[WHAT THIS TASK INVOLVES] Return every entry exactly, except for any pictures.

Segment Open

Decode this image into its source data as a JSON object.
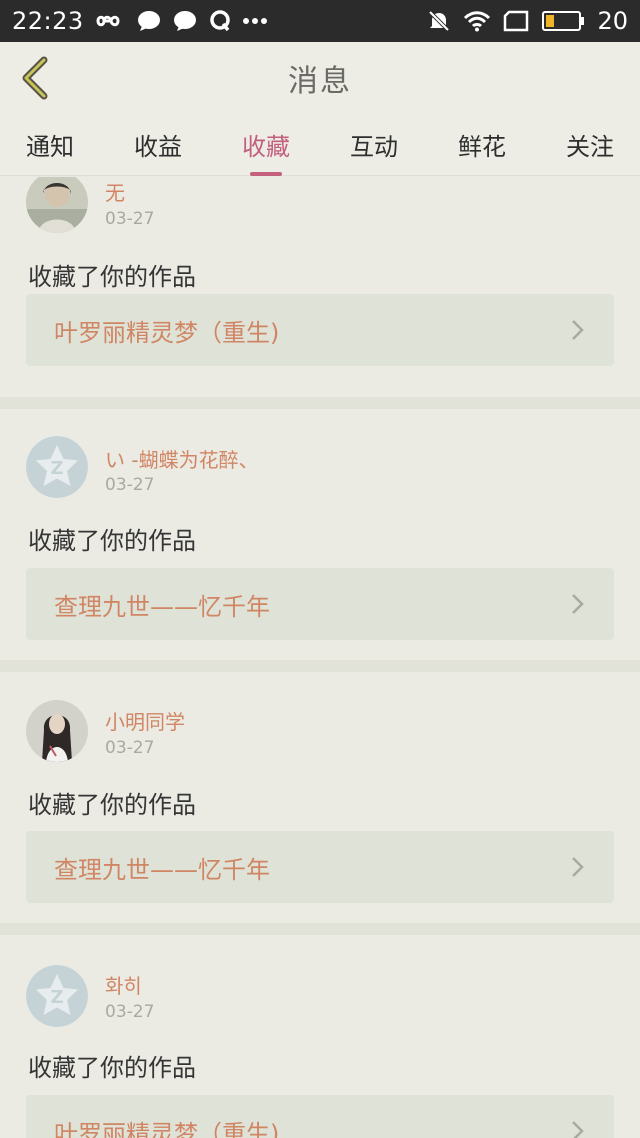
{
  "status_bar": {
    "time": "22:23",
    "battery": "20",
    "icons_left": [
      "infinity-icon",
      "message-bubble-icon",
      "chat-bubble-icon",
      "qq-icon",
      "more-dots-icon"
    ],
    "icons_right": [
      "mute-icon",
      "wifi-icon",
      "screen-icon",
      "battery-icon"
    ]
  },
  "header": {
    "title": "消息",
    "back_icon": "back-chevron-icon"
  },
  "tabs": [
    {
      "label": "通知",
      "active": false
    },
    {
      "label": "收益",
      "active": false
    },
    {
      "label": "收藏",
      "active": true
    },
    {
      "label": "互动",
      "active": false
    },
    {
      "label": "鲜花",
      "active": false
    },
    {
      "label": "关注",
      "active": false
    }
  ],
  "colors": {
    "accent": "#c2607e",
    "link": "#d08664",
    "card_bg": "#ebebe4",
    "work_bg": "#dfe3d7",
    "statusbar_bg": "#2b2b2b"
  },
  "messages": [
    {
      "user": "无",
      "date": "03-27",
      "action": "收藏了你的作品",
      "work_title": "叶罗丽精灵梦（重生)",
      "avatar": "photo-avatar"
    },
    {
      "user": "い -蝴蝶为花醉、",
      "date": "03-27",
      "action": "收藏了你的作品",
      "work_title": "查理九世——忆千年",
      "avatar": "default-star-avatar"
    },
    {
      "user": "小明同学",
      "date": "03-27",
      "action": "收藏了你的作品",
      "work_title": "查理九世——忆千年",
      "avatar": "photo-avatar"
    },
    {
      "user": "화히",
      "date": "03-27",
      "action": "收藏了你的作品",
      "work_title": "叶罗丽精灵梦（重生)",
      "avatar": "default-star-avatar"
    }
  ]
}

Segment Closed

[THE ANSWER]
Decode this image into its source data as a JSON object.
{
  "status_bar": {
    "time": "22:23",
    "battery": "20",
    "icons_left": [
      "infinity-icon",
      "message-bubble-icon",
      "chat-bubble-icon",
      "qq-icon",
      "more-dots-icon"
    ],
    "icons_right": [
      "mute-icon",
      "wifi-icon",
      "screen-icon",
      "battery-icon"
    ]
  },
  "header": {
    "title": "消息",
    "back_icon": "back-chevron-icon"
  },
  "tabs": [
    {
      "label": "通知",
      "active": false
    },
    {
      "label": "收益",
      "active": false
    },
    {
      "label": "收藏",
      "active": true
    },
    {
      "label": "互动",
      "active": false
    },
    {
      "label": "鲜花",
      "active": false
    },
    {
      "label": "关注",
      "active": false
    }
  ],
  "colors": {
    "accent": "#c2607e",
    "link": "#d08664",
    "card_bg": "#ebebe4",
    "work_bg": "#dfe3d7",
    "statusbar_bg": "#2b2b2b"
  },
  "messages": [
    {
      "user": "无",
      "date": "03-27",
      "action": "收藏了你的作品",
      "work_title": "叶罗丽精灵梦（重生)",
      "avatar": "photo-avatar"
    },
    {
      "user": "い -蝴蝶为花醉、",
      "date": "03-27",
      "action": "收藏了你的作品",
      "work_title": "查理九世——忆千年",
      "avatar": "default-star-avatar"
    },
    {
      "user": "小明同学",
      "date": "03-27",
      "action": "收藏了你的作品",
      "work_title": "查理九世——忆千年",
      "avatar": "photo-avatar"
    },
    {
      "user": "화히",
      "date": "03-27",
      "action": "收藏了你的作品",
      "work_title": "叶罗丽精灵梦（重生)",
      "avatar": "default-star-avatar"
    }
  ]
}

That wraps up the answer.